Research ArticleINFLAMMATION

Pharmacological targeting of NLRP3 deubiquitination for treatment of NLRP3-associated inflammatory diseases

See allHide authors and affiliations

Science Immunology  30 Apr 2021:
Vol. 6, Issue 58, eabe2933
DOI: 10.1126/sciimmunol.abe2933

You are currently viewing the abstract.

View Full Text

Log in to view the full text

Log in through your institution

Log in through your institution

DUBbing new inflammasome inhibitors

Inflammasome assembly and activation leading to mature IL-1β release is dysregulated in a wide range of inflammatory diseases. Optimal activation of the NLRP3 inflammasome requires the activity of BRISC, a deubiquitinating enzyme (DUB) complex composed of four protein subunits including BRCC3. Ren et al. demonstrate that the compound thiolutin, a zinc chelator that inhibits JAMM domain–containing metalloproteases including BRCC3, can potently inhibit NLRP3 deubiquitination and inflammasome activation. Thiolutin was effective at inhibiting NLRP3 activation and preventing IL-1β production in multiple mouse models of inflammatory disease, including a model of diet-induced nonalcoholic fatty liver disease. Holomycin, a derivative of thiolutin with reduced toxicity, was also effective at inhibiting NLRP3, paving the way to develop novel agents that selectively target deubiquitination of NLRP3 to regulate its activity.

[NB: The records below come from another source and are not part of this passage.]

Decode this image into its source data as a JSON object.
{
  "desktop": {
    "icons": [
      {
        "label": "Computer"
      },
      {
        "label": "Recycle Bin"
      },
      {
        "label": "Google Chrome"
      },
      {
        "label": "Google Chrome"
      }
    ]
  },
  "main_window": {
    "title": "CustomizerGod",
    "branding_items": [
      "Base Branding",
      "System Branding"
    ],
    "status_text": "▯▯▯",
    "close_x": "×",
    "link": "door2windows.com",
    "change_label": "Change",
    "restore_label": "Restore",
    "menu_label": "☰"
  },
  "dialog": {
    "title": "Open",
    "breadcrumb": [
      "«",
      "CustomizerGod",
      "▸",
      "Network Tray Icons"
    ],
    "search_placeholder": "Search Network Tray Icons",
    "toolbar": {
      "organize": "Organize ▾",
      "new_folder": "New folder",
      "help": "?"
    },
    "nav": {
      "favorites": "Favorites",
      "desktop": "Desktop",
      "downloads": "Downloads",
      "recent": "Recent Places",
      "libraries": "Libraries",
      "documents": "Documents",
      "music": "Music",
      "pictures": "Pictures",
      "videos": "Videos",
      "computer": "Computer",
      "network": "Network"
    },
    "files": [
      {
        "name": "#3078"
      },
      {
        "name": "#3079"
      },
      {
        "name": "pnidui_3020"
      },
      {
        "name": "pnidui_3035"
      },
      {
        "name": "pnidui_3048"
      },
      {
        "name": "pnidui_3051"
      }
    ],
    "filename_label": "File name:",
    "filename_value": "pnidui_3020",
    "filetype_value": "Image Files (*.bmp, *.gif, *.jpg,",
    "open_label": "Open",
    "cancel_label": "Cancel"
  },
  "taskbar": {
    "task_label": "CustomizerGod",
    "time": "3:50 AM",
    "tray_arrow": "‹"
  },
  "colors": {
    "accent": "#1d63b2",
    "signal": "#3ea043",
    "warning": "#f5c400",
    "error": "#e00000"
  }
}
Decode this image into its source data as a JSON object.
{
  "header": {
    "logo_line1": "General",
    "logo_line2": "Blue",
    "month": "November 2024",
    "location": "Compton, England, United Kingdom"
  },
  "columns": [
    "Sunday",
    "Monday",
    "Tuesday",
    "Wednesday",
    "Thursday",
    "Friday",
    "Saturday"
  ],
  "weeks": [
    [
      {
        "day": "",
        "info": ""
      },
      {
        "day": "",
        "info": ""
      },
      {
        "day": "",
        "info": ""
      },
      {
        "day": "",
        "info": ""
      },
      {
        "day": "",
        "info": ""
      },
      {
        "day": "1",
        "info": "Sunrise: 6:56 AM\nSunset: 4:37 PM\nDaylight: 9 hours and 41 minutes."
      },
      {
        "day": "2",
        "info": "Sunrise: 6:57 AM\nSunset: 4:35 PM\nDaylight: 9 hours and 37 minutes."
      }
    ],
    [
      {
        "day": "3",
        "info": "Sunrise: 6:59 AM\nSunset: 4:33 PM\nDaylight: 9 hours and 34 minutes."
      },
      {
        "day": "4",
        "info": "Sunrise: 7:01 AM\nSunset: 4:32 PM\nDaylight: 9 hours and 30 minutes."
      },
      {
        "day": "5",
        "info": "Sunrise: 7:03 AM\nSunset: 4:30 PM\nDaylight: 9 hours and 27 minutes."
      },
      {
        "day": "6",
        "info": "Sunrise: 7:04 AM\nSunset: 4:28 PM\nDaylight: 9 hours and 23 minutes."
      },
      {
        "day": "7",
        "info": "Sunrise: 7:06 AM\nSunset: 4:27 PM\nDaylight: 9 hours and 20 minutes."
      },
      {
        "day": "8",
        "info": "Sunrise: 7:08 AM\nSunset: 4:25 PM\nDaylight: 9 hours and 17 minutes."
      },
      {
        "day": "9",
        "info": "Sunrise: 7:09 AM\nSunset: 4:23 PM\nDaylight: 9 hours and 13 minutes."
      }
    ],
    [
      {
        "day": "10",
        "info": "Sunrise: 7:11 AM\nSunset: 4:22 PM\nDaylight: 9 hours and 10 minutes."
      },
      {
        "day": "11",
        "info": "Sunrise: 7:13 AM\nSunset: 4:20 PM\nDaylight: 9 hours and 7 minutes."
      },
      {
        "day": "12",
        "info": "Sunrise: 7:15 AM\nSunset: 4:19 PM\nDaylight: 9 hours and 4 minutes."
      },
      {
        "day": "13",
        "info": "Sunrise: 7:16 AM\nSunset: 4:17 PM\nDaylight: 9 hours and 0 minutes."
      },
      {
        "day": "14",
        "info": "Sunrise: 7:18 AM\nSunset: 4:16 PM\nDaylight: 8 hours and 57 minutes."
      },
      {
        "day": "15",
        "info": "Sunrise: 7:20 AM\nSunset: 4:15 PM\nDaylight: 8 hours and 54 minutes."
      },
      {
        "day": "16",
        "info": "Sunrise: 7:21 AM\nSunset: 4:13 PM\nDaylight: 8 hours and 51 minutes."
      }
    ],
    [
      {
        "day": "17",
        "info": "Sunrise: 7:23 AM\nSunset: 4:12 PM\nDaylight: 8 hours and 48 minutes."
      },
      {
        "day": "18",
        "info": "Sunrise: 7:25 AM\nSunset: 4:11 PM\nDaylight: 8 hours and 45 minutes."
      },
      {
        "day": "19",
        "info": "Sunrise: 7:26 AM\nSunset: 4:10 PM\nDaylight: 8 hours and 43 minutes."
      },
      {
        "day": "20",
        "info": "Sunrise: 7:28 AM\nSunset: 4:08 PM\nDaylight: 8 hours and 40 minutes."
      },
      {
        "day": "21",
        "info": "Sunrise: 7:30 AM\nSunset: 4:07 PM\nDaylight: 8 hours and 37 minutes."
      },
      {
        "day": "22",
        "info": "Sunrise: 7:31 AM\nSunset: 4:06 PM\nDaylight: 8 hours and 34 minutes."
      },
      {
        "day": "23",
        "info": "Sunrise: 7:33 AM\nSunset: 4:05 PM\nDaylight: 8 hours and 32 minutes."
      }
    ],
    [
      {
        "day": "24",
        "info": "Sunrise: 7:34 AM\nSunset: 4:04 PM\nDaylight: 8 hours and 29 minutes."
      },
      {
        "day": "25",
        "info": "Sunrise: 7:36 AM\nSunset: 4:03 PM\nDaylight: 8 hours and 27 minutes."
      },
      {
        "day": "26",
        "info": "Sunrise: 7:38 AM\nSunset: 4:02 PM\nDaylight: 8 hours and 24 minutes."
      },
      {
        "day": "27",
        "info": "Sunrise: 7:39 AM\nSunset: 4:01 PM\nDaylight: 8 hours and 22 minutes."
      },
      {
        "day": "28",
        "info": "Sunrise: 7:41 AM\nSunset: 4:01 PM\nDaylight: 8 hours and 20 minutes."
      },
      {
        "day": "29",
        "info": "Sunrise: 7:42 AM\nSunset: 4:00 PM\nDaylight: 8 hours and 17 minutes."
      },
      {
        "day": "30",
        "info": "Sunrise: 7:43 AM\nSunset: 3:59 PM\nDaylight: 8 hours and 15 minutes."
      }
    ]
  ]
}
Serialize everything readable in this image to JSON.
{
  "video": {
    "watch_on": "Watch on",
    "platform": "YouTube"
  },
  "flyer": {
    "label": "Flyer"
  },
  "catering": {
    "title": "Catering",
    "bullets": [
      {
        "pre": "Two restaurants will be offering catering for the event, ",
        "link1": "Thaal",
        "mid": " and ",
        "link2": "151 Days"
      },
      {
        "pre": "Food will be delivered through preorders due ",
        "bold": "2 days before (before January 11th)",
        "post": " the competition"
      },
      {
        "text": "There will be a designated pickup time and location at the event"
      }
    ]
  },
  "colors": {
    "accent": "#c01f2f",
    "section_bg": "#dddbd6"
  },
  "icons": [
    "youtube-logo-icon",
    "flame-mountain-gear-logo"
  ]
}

Abstract

Pharmacologically inhibiting nucleotide-binding domain and leucine-rich repeat-containing (NLR) family, pyrin domain–containing protein 3 (NLRP3) inflammasome activation results in potent therapeutic effects in a wide variety of preclinical inflammatory disease models. NLRP3 deubiquitination is essential for efficient NLRP3 inflammasome activity, but it remains unclear whether this process can be harnessed for therapeutic benefit. Here, we show that thiolutin (THL), an inhibitor of the JAB1/MPN/Mov34 (JAMM) domain–containing metalloprotease, blocks NLRP3 inflammasome activation by canonical, noncanonical, alternative, and transcription-independent pathways at nanomolar concentrations. In addition, THL potently inhibited the activation of multiple NLRP3 mutants linked with cryopyrin-associated periodic syndromes (CAPS). Treatment with THL alleviated NLRP3-related diseases in mouse models of lipopolysaccharide-induced sepsis, monosodium urate–induced peritonitis, experimental autoimmune encephalomyelitis, CAPS, and methionine-choline–deficient diet-induced nonalcoholic fatty liver disease. Mechanistic studies revealed that THL inhibits the BRCC3-containing isopeptidase complex (BRISC)–mediated NLRP3 deubiquitination and activation. In addition, we show that holomycin, a natural methyl derivative of THL, displays an even higher inhibitory activity against NLRP3 inflammasome than THL. Our study validates that posttranslational modification of NLRP3 can be pharmacologically targeted to prevent or treat NLRP3-associated inflammatory diseases. Future clinical development of derivatives of THL may provide new therapies for NLRP3-related diseases.

View Full Text

Stay Connected to Science Immunology